Experts say RFID’s “track and trace” capabilities can make drug counterfeiting more difficult by enabling more thorough documentation than bar codes allow during the various links in the pharmaceutical supply chain. RFID tags placed on pallets, cases or individual items would contain an electronic product code, which is essentially a serial number used to identify a specific item in a supply chain.

The theory is that as drugs move between manufacturing facilities, wholesalers’ distribution centers, retailers’ warehouses and in-store pharmacies, RFID readers can capture and log item location. Middleware responsible for analyzing reader data can then peg any operational discrepancies.

RFID won’t eliminate counterfeiting, but it will make it harder on those trying to thwart the system, said Lyle Ginsburg, managing partner at Accenture. “It’s going to take the net and make it a little bit tighter for the bad guys,” he said.

RFID’s anti-counterfeiting assistance is not the only appeal of the technology to drug companies. It also could help companies better track product expiration dates, said Michael Scrase, director of information systems and business integration at Cardinal Health.

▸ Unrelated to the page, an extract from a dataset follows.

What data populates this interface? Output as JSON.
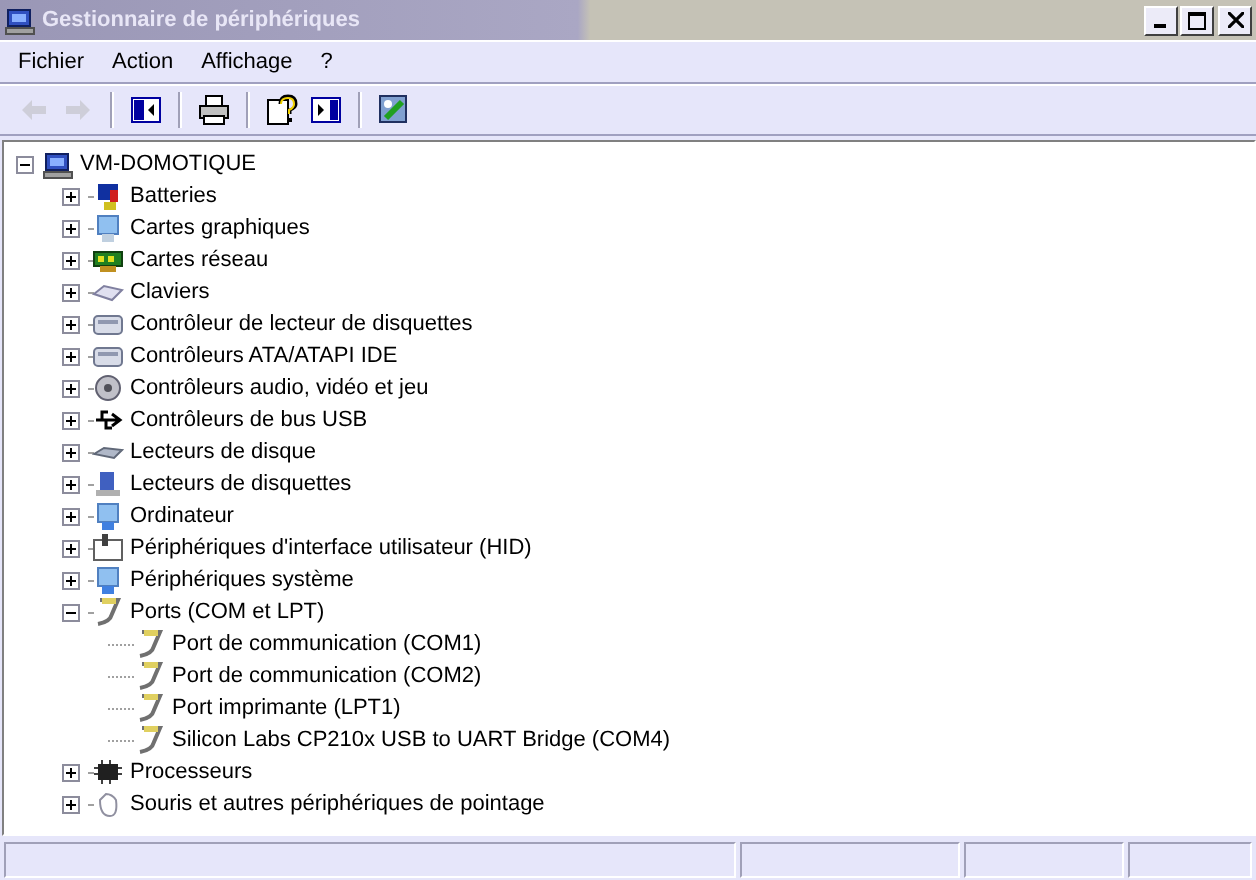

The $40 billion Dublin, Ohio, company manufactures and distributes healthcare products, including pharmaceuticals. Some of Cardinal Health’s 24 distribution centers carry close to $1 billion in inventory – much of it perishable – from any of 2,000 different vendors at any one time. With its current bar-code technology, Cardinal Health can’t track items by lot and expiration date. With RFID, it could, Scrase said.

The ability to track drugs by their manufacturing lot number would be particularly helpful in the event of a drug recall.

Pat Rizzotto, a vice president of global customer initiatives at Johnson & Johnson, convinced upper management at the New Brunswick, N.J., company that RFID was worth investigating simply by explaining how the technology might have helped avoid the logistical nightmare of recalling more than 30 million Tylenol bottles after the tampering incident in 1982.

“If we had this technology, our business case would have been very different,” Rizzotto said. That’s all it took for Rizzotto to get the go-ahead.